The World Happiness Report measures “subjective well-being” – how happy the people are, and why.
Denmark, Iceland, Switzerland and and Finland round out the top five, while the Central African Republic came last.
Western Europe and North America dominated the top of table, with the US and UK at 14th and 19th, respectively.
Countries in sub-Saharan Africa and those hit by conflict have predictably low scores. Syria placed 152 of 155 countries – Yemen and South Sudan, which are facing impending famine, came in at 146 and 147.
The World Happiness Report was released to coincide with the United Nations’ International Day of Happiness on 20 March.

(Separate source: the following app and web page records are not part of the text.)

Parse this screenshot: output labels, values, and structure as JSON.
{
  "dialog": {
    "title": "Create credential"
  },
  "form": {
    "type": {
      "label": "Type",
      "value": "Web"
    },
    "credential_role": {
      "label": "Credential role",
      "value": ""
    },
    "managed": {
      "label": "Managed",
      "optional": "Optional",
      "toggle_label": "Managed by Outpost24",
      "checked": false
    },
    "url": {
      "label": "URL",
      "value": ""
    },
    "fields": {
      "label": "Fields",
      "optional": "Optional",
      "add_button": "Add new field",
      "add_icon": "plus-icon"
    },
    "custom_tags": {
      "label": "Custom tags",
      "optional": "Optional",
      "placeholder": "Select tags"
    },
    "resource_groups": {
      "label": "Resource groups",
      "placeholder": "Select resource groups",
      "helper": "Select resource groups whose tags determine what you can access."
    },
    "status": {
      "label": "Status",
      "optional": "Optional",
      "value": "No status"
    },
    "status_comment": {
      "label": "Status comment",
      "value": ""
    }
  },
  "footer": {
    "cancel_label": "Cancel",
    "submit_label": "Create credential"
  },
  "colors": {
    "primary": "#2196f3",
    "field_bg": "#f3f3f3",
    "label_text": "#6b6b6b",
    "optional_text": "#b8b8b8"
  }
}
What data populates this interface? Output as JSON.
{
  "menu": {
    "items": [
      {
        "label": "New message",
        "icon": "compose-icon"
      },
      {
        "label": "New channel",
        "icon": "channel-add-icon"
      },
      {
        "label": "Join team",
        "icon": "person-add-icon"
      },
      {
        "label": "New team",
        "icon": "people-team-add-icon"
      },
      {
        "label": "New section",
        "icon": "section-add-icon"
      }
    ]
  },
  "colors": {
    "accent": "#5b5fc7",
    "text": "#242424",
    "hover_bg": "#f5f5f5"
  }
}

|The world’s happiest – and saddest – countries|
|1. Norway||146. Yemen|
|2. Denmark||147. South Sudan|
|3. Iceland||148. Liberia|
|4. Switzerland||149. Guinea|
|5. Finland||150. Togo|
|6. Netherlands||151. Rwanda|
|7. Canada||152. Syria|
|8. New Zealand||153. Tanzania|
|9. Australia||154. Burundi|
|10. Sweden||155. Central African Republic|
It mainly relies on asking a simple, subjective question of more than 1,000 people every year in more than 150 countries.
“Imagine a ladder, with steps numbered from 0 at the bottom to 10 at the top,” the question asks.
“The top of the ladder represents the best possible life for you and the bottom of the ladder represents the worst possible life for you. On which step of the ladder would you say you personally feel you stand at this time?”
The average result is the country’s score – ranging from Norway’s 7.54 to the Central African Republic’s 2.69. But the report also tries to analyse statistics to explain why one country is happier than another.
It looks at factors including economic strength (measured in GDP per capita), social support, life expectancy, freedom of choice, generosity, and perceived corruption.
Despite the crunching recession of the country, Nigeria didn’t make the list of sad country. It is safe to say Nigerians are strong people.